In 1983, fighting broke out between the Sudanese government led by the National Congress Party (NCP) and the Sudan People’s Liberation Movement/Army (SPLM/A). Mediation efforts culminated in the CPA, signed on 9 January 2005, marking the end of a war in which an estimated two million were killed, four million were internally displaced, and 600,000 sought refuge in neighbouring countries.
The CPA provides a six-year interim period during which a census and general elections will be carried out, ending in 2011 with a referendum on independence for the south. Key provisions include the following:
Power-sharing: structures include the Government of National Unity (GNU), the GOSS, and state governments. The NCP was allotted 52 percent of seats and the SPLM 28 percent in the GNU. In the GOSS, the NCP was allotted 15 percent and the SPLM 70 percent. At the state level, in the north (including the Darfur states), the NCP will retain 80 percent and the SPLM 10 percent, and the reverse proportion in the south.
Wealth-sharing: a National Land Commission will arbitrate on land and compensation.

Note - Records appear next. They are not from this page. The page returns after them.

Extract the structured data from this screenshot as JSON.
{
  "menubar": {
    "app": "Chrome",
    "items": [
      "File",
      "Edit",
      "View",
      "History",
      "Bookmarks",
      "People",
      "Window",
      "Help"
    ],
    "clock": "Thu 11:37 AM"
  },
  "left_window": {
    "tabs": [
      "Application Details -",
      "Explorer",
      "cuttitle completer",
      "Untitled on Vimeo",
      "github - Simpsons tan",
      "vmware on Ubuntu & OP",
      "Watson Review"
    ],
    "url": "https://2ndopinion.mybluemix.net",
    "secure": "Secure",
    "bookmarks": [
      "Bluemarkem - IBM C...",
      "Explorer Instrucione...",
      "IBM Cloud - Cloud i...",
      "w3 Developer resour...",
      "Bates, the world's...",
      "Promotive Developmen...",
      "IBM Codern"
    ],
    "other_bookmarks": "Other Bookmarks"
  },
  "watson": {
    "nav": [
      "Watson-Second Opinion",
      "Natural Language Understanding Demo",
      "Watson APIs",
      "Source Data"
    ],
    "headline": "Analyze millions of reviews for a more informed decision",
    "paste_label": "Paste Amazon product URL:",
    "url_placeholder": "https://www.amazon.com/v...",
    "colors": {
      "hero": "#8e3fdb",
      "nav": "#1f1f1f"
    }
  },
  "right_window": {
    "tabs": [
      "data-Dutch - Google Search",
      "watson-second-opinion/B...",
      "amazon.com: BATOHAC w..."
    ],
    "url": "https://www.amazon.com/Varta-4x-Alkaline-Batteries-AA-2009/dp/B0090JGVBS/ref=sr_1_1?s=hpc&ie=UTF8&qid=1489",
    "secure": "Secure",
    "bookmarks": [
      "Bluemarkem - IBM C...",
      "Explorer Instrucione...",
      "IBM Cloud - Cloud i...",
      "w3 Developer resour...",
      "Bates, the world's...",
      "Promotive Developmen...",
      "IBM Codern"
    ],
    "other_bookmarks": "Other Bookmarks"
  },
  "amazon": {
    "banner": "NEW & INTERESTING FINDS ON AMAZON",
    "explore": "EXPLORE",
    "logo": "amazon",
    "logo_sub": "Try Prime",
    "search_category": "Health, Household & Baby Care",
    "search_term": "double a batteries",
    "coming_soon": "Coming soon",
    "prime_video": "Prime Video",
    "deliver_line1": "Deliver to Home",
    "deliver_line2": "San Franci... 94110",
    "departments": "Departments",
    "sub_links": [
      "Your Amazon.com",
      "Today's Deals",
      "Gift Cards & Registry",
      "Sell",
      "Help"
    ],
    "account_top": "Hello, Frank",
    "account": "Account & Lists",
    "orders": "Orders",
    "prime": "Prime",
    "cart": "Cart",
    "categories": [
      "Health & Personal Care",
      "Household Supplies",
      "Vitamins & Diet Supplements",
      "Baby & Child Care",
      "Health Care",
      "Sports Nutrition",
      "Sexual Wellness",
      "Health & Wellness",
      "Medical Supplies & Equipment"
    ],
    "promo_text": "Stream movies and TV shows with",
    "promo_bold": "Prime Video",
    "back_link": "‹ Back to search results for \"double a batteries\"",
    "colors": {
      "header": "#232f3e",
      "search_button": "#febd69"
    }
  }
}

Oil revenues are to be divided among the producing states, the GNU and the GOSS. (The majority of oil fields are located in the south.)
Security arrangements: an internationally monitored ceasefire was agreed, with the redeployment of northern and SPLA troops. Each side will maintain separate armed forces apart from JIUs. Other armed groups are to choose a side or demobilise.
The future of the contested areas such as Abyei (with a separate referendum in 2011), Southern Kordofan and Blue Nile.
In March 2005, the Council created UNMIS to support implementation of the CPA, assist with the return of refugees and internally displaced persons, conduct disarmament, demobilisation and reintegration (DDR), and protect civilians in imminent danger.
The GNU’s inauguration and the enactment of the constitution in July 2005 marked the beginning of the interim period. The NCP retained 15 ministries (including energy, interior and defence) and the SPLM, eight. Additional appointments were made in October 2006 under the Darfur Peace Agreement, and more are expected for the Eastern Sudan Peace Agreement.
Implementation of the CPA is lagging and faces considerable difficulties in:
setting up key commissions and related legislation, especially involving elections, land, political parties, national security and human rights;
progress with victims’ compensation, new oil contracts and disbursements under multi-donor trust funds, especially in the south;
redeploying forces and establishing JIUs and DDR commissions; and
following up on the Abyei boundary issue.
|Selected Security Council Resolutions|
|Selected Secretary-General’s Report|
|14 October 2006||The Eastern Sudan Peace Agreement was signed.|
|5 May 2006||The Darfur Peace Agreement was signed.|
|September 2005||The Council of Ministers was formed.|
|31 August 2005||The new National Legislature convened.|
|11 August 2005||Salva Kiir was sworn in as vice president after the death of John Garang.|
|9 July 2005||The GNU was inaugurated.|
|24 March 2005||UNMIS was established.|
|9 January 2005||The CPA was signed.|
|19 November 2004||The Council met in Nairobi to express support for the north-south peace process.|
|UNMIS: Special Representative of the Secretary-General and Head of Mission|
|Jan Pronk (Netherlands)|
|UNMIS: Size, Composition and Cost|
|24 March 2005 to present, mandate expires 30 April 2007|
The CPA Monitor, available at www.unmis.org/english/cpaMonitor.htm